EU Commission publishes quarterly report on employment and social situation

EU Commission publishes quarterly report on employment and social situation

The latest Employment and Social Situation Quarterly Review, published by the European Commission, highlights significant positive trends, such as the continuous fall in unemployment, the increase in permanent and full-time contracts, the decline in youth unemployment and also — for the first time since the onset of the crisis — the decline in long-term unemployment.

However, considerable challenges remain, with levels of unemployment still high, and significant differences across Member States.

Employment in the EU continues to improve moderately but consistently, although developments at the EU level hide marked differences between Member States. Against the modest economic recovery of the last two years, employment has been steadily increasing.

In the fourth quarter of 2014, it increased by 0.2% in the EU and 0.1% in the EA. The majority of Member States experienced an increase, including countries with very high unemployment rates such as Greece and Spain. The only exceptions were Portugal, Croatia and Cyprus which registered a quarterly decline (1.4%, 0.9% and 0.6%, respectively).

Unemployment in the EU continues to slowly recede, but it remains high with large differences across the EU. The EU unemployment rate was 9.8% in February 2015, 0.7 pp lower than the year before and the lowest since autumn 2011. Unemployment rates decreased in most Member States in the year to February 2015, except for increases in Croatia, Cyprus, Finland and France. Large differences remain among Member States. The unemployment rate ranges from around 5% in Germany and Austria to very high 23% in Spain and 26% in Greece.

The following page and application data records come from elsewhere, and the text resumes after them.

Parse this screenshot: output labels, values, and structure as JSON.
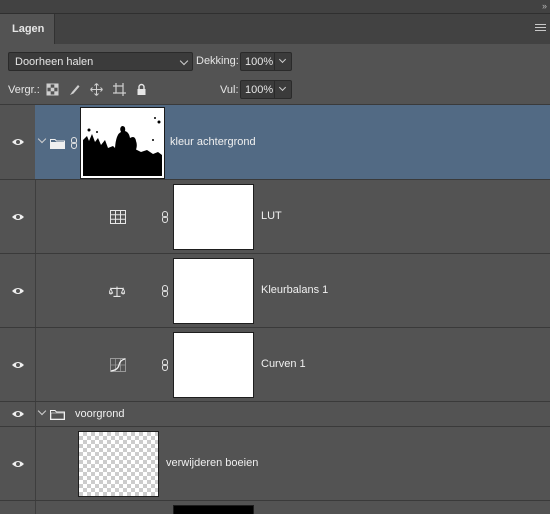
{
  "panel": {
    "tab_label": "Lagen",
    "collapse_glyph": "››"
  },
  "blend": {
    "mode": "Doorheen halen",
    "opacity_label": "Dekking:",
    "opacity_value": "100%"
  },
  "lock": {
    "label": "Vergr.:",
    "fill_label": "Vul:",
    "fill_value": "100%"
  },
  "layers": [
    {
      "name": "kleur achtergrond",
      "type": "group",
      "selected": true,
      "expanded": true
    },
    {
      "name": "LUT",
      "type": "adjustment",
      "icon": "grid-lut-icon"
    },
    {
      "name": "Kleurbalans 1",
      "type": "adjustment",
      "icon": "color-balance-icon"
    },
    {
      "name": "Curven 1",
      "type": "adjustment",
      "icon": "curves-icon"
    },
    {
      "name": "voorgrond",
      "type": "group",
      "expanded": true
    },
    {
      "name": "verwijderen boeien",
      "type": "pixel",
      "thumbnail": "transparent-checker"
    }
  ],
  "colors": {
    "panel_bg": "#535353",
    "selection": "#526a84",
    "tabbar_bg": "#424242"
  }
}
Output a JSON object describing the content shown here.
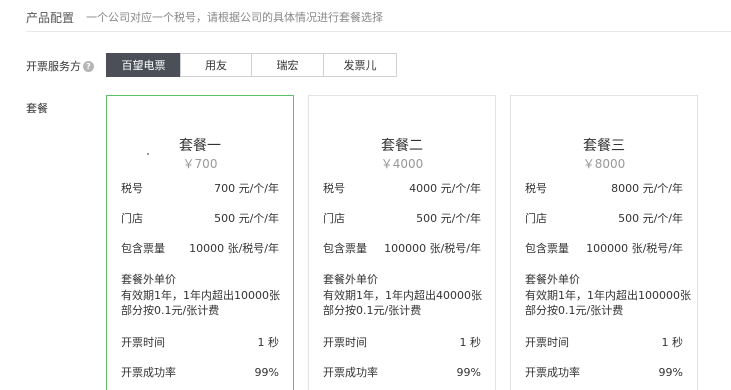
{
  "header": {
    "title": "产品配置",
    "description": "一个公司对应一个税号，请根据公司的具体情况进行套餐选择"
  },
  "provider": {
    "label": "开票服务方",
    "help_icon": "question-circle-icon",
    "tabs": [
      {
        "label": "百望电票",
        "active": true
      },
      {
        "label": "用友",
        "active": false
      },
      {
        "label": "瑞宏",
        "active": false
      },
      {
        "label": "发票儿",
        "active": false
      }
    ]
  },
  "packages": {
    "label": "套餐",
    "selected_index": 0,
    "selected_border_color": "#5cc16a",
    "cards": [
      {
        "name": "套餐一",
        "price": "￥700",
        "rows": [
          {
            "label": "税号",
            "value": "700 元/个/年"
          },
          {
            "label": "门店",
            "value": "500 元/个/年"
          },
          {
            "label": "包含票量",
            "value": "10000 张/税号/年"
          }
        ],
        "extra": [
          "套餐外单价",
          "有效期1年，1年内超出10000张",
          "部分按0.1元/张计费"
        ],
        "time": {
          "label": "开票时间",
          "value": "1 秒"
        },
        "rate": {
          "label": "开票成功率",
          "value": "99%"
        }
      },
      {
        "name": "套餐二",
        "price": "￥4000",
        "rows": [
          {
            "label": "税号",
            "value": "4000 元/个/年"
          },
          {
            "label": "门店",
            "value": "500 元/个/年"
          },
          {
            "label": "包含票量",
            "value": "100000 张/税号/年"
          }
        ],
        "extra": [
          "套餐外单价",
          "有效期1年，1年内超出40000张",
          "部分按0.1元/张计费"
        ],
        "time": {
          "label": "开票时间",
          "value": "1 秒"
        },
        "rate": {
          "label": "开票成功率",
          "value": "99%"
        }
      },
      {
        "name": "套餐三",
        "price": "￥8000",
        "rows": [
          {
            "label": "税号",
            "value": "8000 元/个/年"
          },
          {
            "label": "门店",
            "value": "500 元/个/年"
          },
          {
            "label": "包含票量",
            "value": "100000 张/税号/年"
          }
        ],
        "extra": [
          "套餐外单价",
          "有效期1年，1年内超出100000张",
          "部分按0.1元/张计费"
        ],
        "time": {
          "label": "开票时间",
          "value": "1 秒"
        },
        "rate": {
          "label": "开票成功率",
          "value": "99%"
        }
      }
    ]
  }
}
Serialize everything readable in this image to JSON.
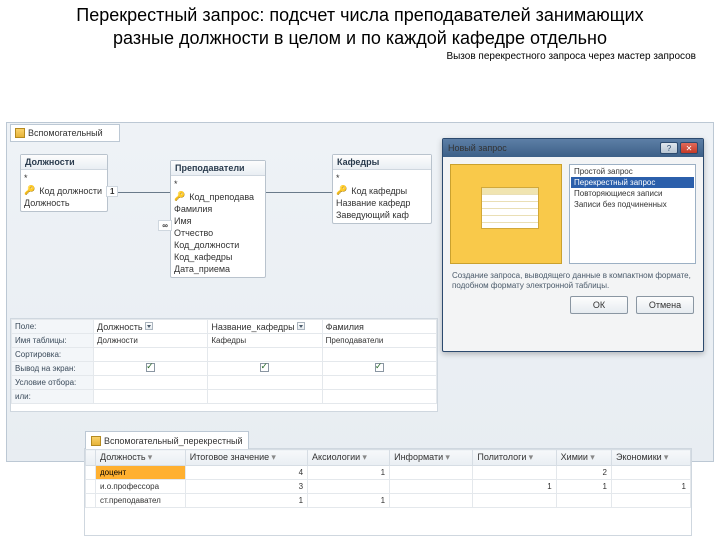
{
  "title": "Перекрестный запрос: подсчет числа преподавателей занимающих разные должности в целом и по каждой кафедре отдельно",
  "subtitle": "Вызов перекрестного запроса через мастер запросов",
  "design_window_tab": "Вспомогательный",
  "tables": {
    "t1": {
      "title": "Должности",
      "fields": [
        "*",
        "Код должности",
        "Должность"
      ],
      "key_index": 1
    },
    "t2": {
      "title": "Преподаватели",
      "fields": [
        "*",
        "Код_преподава",
        "Фамилия",
        "Имя",
        "Отчество",
        "Код_должности",
        "Код_кафедры",
        "Дата_приема"
      ],
      "key_index": 1
    },
    "t3": {
      "title": "Кафедры",
      "fields": [
        "*",
        "Код кафедры",
        "Название кафедр",
        "Заведующий каф"
      ],
      "key_index": 1
    }
  },
  "rel": {
    "left": "1",
    "right": "∞"
  },
  "grid": {
    "rows": [
      "Поле:",
      "Имя таблицы:",
      "Сортировка:",
      "Вывод на экран:",
      "Условие отбора:",
      "или:"
    ],
    "cols": [
      {
        "field": "Должность",
        "table": "Должности",
        "show": true
      },
      {
        "field": "Название_кафедры",
        "table": "Кафедры",
        "show": true
      },
      {
        "field": "Фамилия",
        "table": "Преподаватели",
        "show": true
      }
    ]
  },
  "dialog": {
    "title": "Новый запрос",
    "options": [
      "Простой запрос",
      "Перекрестный запрос",
      "Повторяющиеся записи",
      "Записи без подчиненных"
    ],
    "selected": 1,
    "desc": "Создание запроса, выводящего данные в компактном формате, подобном формату электронной таблицы.",
    "ok": "ОК",
    "cancel": "Отмена"
  },
  "result": {
    "tab": "Вспомогательный_перекрестный",
    "headers": [
      "Должность",
      "Итоговое значение",
      "Аксиологии",
      "Информати",
      "Политологи",
      "Химии",
      "Экономики"
    ],
    "rows": [
      [
        "доцент",
        "4",
        "1",
        "",
        "",
        "2",
        ""
      ],
      [
        "и.о.профессора",
        "3",
        "",
        "",
        "1",
        "1",
        "1"
      ],
      [
        "ст.преподавател",
        "1",
        "1",
        "",
        "",
        "",
        ""
      ]
    ]
  }
}
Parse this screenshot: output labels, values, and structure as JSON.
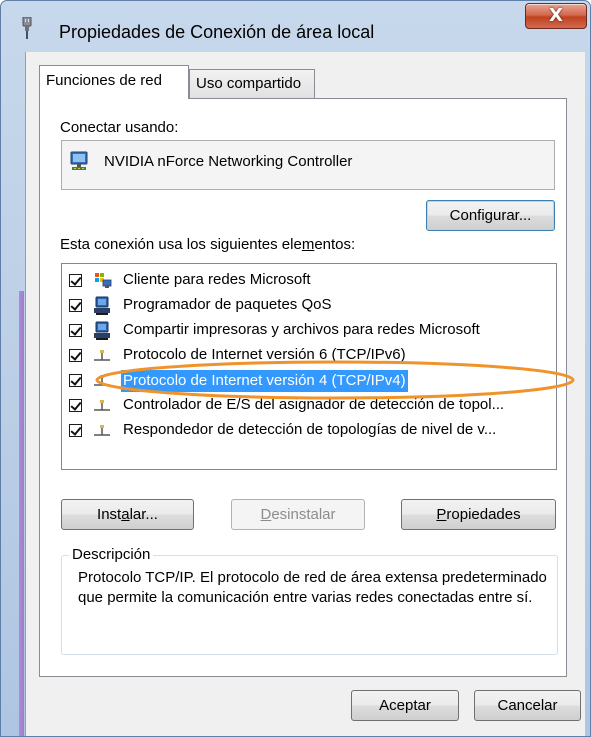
{
  "window": {
    "title": "Propiedades de Conexión de área local",
    "close_label": "X"
  },
  "tabs": [
    {
      "label": "Funciones de red",
      "active": true
    },
    {
      "label": "Uso compartido",
      "active": false
    }
  ],
  "connect_using": {
    "label": "Conectar usando:",
    "adapter": "NVIDIA nForce Networking Controller",
    "configure_button": "Configurar..."
  },
  "components": {
    "label_before": "Esta conexión usa los siguientes ele",
    "label_mnemonic": "m",
    "label_after": "entos:",
    "items": [
      {
        "label": "Cliente para redes Microsoft",
        "checked": true,
        "icon": "network-client-icon",
        "selected": false
      },
      {
        "label": "Programador de paquetes QoS",
        "checked": true,
        "icon": "network-service-icon",
        "selected": false
      },
      {
        "label": "Compartir impresoras y archivos para redes Microsoft",
        "checked": true,
        "icon": "network-service-icon",
        "selected": false
      },
      {
        "label": "Protocolo de Internet versión 6 (TCP/IPv6)",
        "checked": true,
        "icon": "network-protocol-icon",
        "selected": false
      },
      {
        "label": "Protocolo de Internet versión 4 (TCP/IPv4)",
        "checked": true,
        "icon": "network-protocol-icon",
        "selected": true
      },
      {
        "label": "Controlador de E/S del asignador de detección de topol...",
        "checked": true,
        "icon": "network-protocol-icon",
        "selected": false
      },
      {
        "label": "Respondedor de detección de topologías de nivel de v...",
        "checked": true,
        "icon": "network-protocol-icon",
        "selected": false
      }
    ]
  },
  "actions": {
    "install_before": "Inst",
    "install_mnemonic": "a",
    "install_after": "lar...",
    "uninstall_mnemonic": "D",
    "uninstall_after": "esinstalar",
    "properties_mnemonic": "P",
    "properties_after": "ropiedades"
  },
  "description": {
    "title": "Descripción",
    "text": "Protocolo TCP/IP. El protocolo de red de área extensa predeterminado que permite la comunicación entre varias redes conectadas entre sí."
  },
  "footer": {
    "ok": "Aceptar",
    "cancel": "Cancelar"
  },
  "colors": {
    "selection": "#3399ff",
    "annotation_ellipse": "#f0932b",
    "close_button": "#c7432a"
  }
}
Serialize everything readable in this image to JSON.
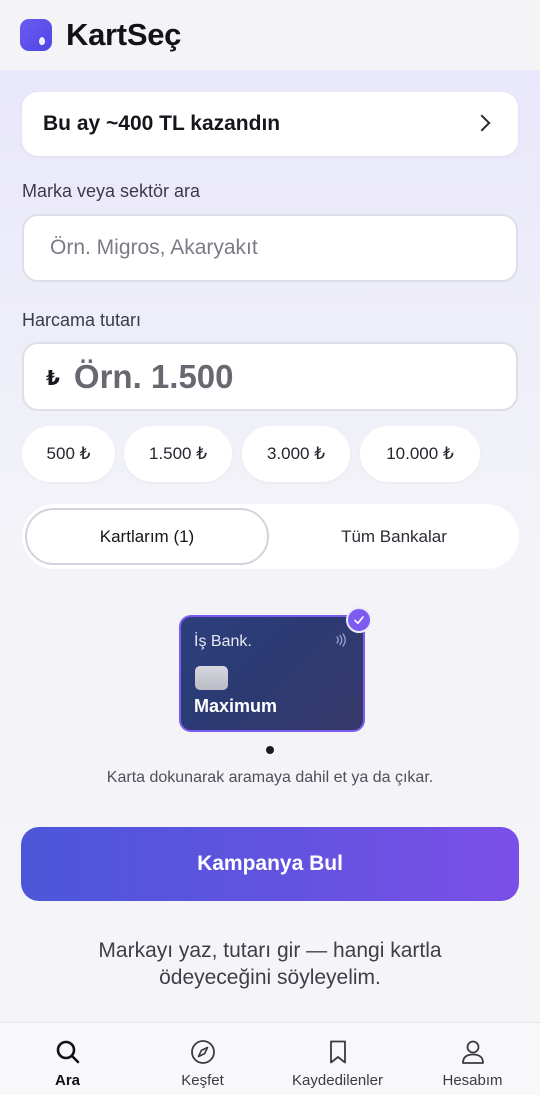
{
  "header": {
    "app_title": "KartSeç",
    "logo_icon": "card-drop-logo-icon"
  },
  "savings": {
    "text": "Bu ay ~400 TL kazandın",
    "icon": "chevron-right-icon"
  },
  "search": {
    "label": "Marka veya sektör ara",
    "placeholder": "Örn. Migros, Akaryakıt",
    "value": ""
  },
  "amount": {
    "label": "Harcama tutarı",
    "currency_symbol": "₺",
    "placeholder": "Örn. 1.500",
    "value": "",
    "chips": [
      "500 ₺",
      "1.500 ₺",
      "3.000 ₺",
      "10.000 ₺"
    ]
  },
  "tabs": [
    {
      "label": "Kartlarım (1)",
      "selected": true
    },
    {
      "label": "Tüm Bankalar",
      "selected": false
    }
  ],
  "cards": [
    {
      "bank": "İş Bank.",
      "brand": "Maximum",
      "selected": true,
      "icons": [
        "contactless-icon",
        "chip-icon",
        "check-icon"
      ]
    }
  ],
  "carousel": {
    "page": 1,
    "total": 1
  },
  "helper_text": "Karta dokunarak aramaya dahil et ya da çıkar.",
  "cta": {
    "label": "Kampanya Bul"
  },
  "tagline": "Markayı yaz, tutarı gir — hangi kartla ödeyeceğini söyleyelim.",
  "nav": [
    {
      "label": "Ara",
      "icon": "search-icon",
      "active": true
    },
    {
      "label": "Keşfet",
      "icon": "compass-icon",
      "active": false
    },
    {
      "label": "Kaydedilenler",
      "icon": "bookmark-icon",
      "active": false
    },
    {
      "label": "Hesabım",
      "icon": "user-icon",
      "active": false
    }
  ],
  "colors": {
    "accent": "#6453e0",
    "card_border": "#7c5cf0",
    "card_bg": "#2c3f7d",
    "cta_start": "#4b57d8",
    "cta_end": "#7b4fe8"
  }
}
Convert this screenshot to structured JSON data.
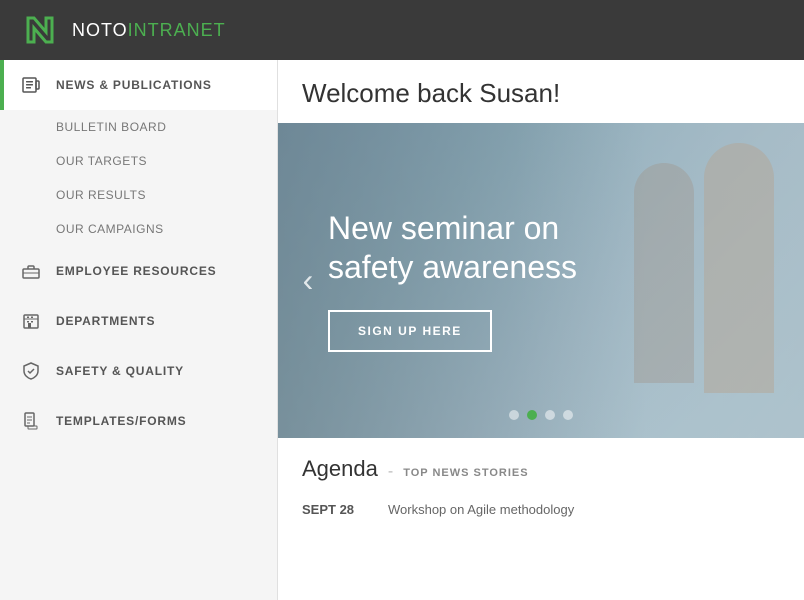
{
  "topbar": {
    "logo_text_part1": "NOTO",
    "logo_text_part2": "INTRANET"
  },
  "sidebar": {
    "items": [
      {
        "id": "news-publications",
        "label": "NEWS & PUBLICATIONS",
        "icon": "newspaper-icon",
        "active": true,
        "subitems": [
          {
            "id": "bulletin-board",
            "label": "BULLETIN BOARD"
          },
          {
            "id": "our-targets",
            "label": "OUR TARGETS"
          },
          {
            "id": "our-results",
            "label": "OUR RESULTS"
          },
          {
            "id": "our-campaigns",
            "label": "OUR CAMPAIGNS"
          }
        ]
      },
      {
        "id": "employee-resources",
        "label": "EMPLOYEE RESOURCES",
        "icon": "briefcase-icon",
        "active": false,
        "subitems": []
      },
      {
        "id": "departments",
        "label": "DEPARTMENTS",
        "icon": "building-icon",
        "active": false,
        "subitems": []
      },
      {
        "id": "safety-quality",
        "label": "SAFETY & QUALITY",
        "icon": "shield-icon",
        "active": false,
        "subitems": []
      },
      {
        "id": "templates-forms",
        "label": "TEMPLATES/FORMS",
        "icon": "file-icon",
        "active": false,
        "subitems": []
      }
    ]
  },
  "content": {
    "welcome_message": "Welcome back Susan!",
    "banner": {
      "title": "New seminar on safety awareness",
      "button_label": "SIGN UP HERE",
      "dots": [
        {
          "id": 1,
          "active": false
        },
        {
          "id": 2,
          "active": true
        },
        {
          "id": 3,
          "active": false
        },
        {
          "id": 4,
          "active": false
        }
      ]
    },
    "agenda": {
      "title": "Agenda",
      "subtitle": "TOP NEWS STORIES",
      "rows": [
        {
          "date": "SEPT 28",
          "description": "Workshop on Agile methodology"
        }
      ]
    }
  }
}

Youth unemployment in the EU fell by 1.8 pp in the year to February 2015, to reach 21.1%. This is still high compared to its lowest level since 2008 of 15.1%. It declined in most Member States except for Luxembourg, Finland and France. Unemployment affects 50% of young active people in Greece and Spain, and more than 30% in Cyprus, Portugal, Italy and Croatia.

Overall, 23.9 million people are unemployed in the EU, including 18.2 million in the EA, and 4.9 million young people.

Long-term unemployment declines for the first time since 2009. In the year to the third quarter of 2014, long-term unemployment declined by 0.2 pp but remains a main challenge in the EU labour market and more so in some Member States. The long-term unemployment rate is now 4.9%, marking the first improvement since the beginning of 2009.

Still, around half of the unemployed people in the EU, around 12.4 million people, have been unemployed for more than a year, and of those, more than 6 million have been unemployed for more than two years. In addition, long-term unemployment rates remain very high in some Member States: Greece (19%), Spain (12.6%), Croatia (9.7%), Slovakia (9%), Portugal (8%), Italy (7.4%) and Cyprus (7.8%). They are not decreasing in Greece and continue to increase in Italy and Cyprus.